> _Task requirements_:
Once the lines below holding the string "icon" are counted, give that number alone.

> _Data for review_:
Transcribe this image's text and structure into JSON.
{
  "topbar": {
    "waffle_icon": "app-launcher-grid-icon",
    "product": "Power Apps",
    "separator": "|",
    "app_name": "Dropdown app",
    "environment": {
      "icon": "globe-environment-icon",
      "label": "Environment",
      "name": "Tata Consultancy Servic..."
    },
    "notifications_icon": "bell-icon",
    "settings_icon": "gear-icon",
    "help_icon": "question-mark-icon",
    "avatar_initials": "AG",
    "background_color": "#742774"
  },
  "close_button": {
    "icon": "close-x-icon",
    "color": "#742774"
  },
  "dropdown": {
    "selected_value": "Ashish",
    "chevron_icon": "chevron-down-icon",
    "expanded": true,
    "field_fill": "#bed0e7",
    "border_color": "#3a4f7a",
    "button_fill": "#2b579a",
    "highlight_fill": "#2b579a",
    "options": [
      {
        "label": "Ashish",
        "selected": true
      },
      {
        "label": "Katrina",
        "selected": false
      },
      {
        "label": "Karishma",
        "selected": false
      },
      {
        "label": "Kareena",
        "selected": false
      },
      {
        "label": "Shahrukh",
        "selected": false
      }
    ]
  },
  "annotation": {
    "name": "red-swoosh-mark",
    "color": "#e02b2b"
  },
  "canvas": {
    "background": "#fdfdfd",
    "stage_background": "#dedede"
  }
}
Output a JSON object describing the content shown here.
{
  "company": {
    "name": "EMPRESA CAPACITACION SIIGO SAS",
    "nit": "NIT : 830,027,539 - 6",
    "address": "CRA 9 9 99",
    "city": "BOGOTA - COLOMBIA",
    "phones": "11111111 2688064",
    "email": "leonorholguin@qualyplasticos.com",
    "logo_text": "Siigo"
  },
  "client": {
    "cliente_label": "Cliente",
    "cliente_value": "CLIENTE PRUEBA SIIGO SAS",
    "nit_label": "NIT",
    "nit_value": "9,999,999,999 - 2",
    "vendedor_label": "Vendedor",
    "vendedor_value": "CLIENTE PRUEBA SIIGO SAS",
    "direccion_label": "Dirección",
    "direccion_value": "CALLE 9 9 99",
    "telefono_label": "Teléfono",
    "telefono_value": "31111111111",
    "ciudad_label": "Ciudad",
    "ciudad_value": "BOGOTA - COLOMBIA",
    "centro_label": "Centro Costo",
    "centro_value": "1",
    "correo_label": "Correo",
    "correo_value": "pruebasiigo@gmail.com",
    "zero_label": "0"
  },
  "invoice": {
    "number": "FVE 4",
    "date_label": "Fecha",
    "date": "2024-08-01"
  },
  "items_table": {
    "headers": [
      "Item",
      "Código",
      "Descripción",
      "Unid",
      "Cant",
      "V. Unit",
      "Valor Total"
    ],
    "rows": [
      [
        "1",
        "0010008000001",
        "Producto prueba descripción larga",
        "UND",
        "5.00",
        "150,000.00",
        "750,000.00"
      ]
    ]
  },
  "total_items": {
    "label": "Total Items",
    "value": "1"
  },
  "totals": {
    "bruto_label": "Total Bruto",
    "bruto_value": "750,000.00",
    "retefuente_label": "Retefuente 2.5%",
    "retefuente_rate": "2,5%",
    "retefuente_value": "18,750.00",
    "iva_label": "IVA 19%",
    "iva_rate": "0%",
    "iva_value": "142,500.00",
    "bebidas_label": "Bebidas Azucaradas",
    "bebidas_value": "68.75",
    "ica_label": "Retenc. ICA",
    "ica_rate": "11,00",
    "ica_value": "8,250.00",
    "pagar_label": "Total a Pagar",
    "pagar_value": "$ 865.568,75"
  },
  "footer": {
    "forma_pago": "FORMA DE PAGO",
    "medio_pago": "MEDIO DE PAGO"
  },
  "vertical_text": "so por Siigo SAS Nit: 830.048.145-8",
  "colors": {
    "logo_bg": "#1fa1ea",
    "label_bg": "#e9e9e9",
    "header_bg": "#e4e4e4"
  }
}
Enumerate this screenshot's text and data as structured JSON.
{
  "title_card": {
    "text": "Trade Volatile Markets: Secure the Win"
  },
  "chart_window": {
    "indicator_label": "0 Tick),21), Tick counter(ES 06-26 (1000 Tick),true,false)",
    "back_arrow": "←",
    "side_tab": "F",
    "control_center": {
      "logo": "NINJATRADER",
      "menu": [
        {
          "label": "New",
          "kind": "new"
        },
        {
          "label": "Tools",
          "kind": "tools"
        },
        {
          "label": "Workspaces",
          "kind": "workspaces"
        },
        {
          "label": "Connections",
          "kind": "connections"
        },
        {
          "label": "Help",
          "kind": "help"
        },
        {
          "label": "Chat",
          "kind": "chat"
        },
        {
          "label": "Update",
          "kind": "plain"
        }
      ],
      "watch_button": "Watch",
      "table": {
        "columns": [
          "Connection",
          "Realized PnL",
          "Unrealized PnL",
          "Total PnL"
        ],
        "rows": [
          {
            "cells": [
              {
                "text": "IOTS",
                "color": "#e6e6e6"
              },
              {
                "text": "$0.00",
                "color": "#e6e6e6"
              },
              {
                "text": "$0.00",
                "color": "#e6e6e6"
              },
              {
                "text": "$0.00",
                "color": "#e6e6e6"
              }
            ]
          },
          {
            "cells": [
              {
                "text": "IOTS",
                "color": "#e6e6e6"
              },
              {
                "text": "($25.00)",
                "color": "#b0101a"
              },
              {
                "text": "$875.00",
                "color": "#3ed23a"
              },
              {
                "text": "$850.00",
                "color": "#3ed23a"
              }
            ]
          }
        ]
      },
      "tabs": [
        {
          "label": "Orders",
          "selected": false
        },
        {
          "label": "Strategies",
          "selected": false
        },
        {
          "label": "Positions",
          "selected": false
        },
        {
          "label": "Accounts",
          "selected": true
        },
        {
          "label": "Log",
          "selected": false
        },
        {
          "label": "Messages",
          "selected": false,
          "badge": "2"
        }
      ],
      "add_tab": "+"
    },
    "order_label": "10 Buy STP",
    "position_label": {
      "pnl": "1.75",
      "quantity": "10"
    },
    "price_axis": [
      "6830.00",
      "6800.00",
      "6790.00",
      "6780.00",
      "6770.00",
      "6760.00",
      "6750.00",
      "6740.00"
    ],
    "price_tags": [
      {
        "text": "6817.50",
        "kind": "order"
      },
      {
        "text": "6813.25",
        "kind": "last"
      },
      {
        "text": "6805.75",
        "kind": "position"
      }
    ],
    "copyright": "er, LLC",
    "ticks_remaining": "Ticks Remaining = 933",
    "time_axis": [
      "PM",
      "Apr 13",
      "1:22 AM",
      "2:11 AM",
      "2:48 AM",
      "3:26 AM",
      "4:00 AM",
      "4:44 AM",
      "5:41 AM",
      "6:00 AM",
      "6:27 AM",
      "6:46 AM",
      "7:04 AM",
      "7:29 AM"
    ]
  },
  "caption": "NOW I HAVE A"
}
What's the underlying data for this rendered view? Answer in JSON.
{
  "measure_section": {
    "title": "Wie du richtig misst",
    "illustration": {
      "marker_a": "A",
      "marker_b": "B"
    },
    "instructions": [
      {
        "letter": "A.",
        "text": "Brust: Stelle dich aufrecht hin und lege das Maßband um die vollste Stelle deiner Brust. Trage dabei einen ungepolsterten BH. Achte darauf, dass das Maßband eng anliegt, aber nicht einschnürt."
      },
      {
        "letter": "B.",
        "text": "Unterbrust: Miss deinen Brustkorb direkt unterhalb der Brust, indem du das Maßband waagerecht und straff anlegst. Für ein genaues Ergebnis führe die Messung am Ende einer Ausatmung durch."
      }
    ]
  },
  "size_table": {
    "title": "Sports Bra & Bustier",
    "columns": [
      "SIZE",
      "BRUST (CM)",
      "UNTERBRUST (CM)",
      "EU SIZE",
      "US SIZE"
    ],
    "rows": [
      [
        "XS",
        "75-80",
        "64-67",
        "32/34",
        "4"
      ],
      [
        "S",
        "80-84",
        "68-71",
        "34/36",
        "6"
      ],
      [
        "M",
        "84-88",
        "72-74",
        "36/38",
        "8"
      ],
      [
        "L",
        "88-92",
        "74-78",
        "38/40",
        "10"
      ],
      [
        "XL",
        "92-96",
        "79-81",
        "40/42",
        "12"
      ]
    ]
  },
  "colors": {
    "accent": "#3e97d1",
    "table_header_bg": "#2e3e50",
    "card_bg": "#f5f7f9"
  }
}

> _Result below_:
7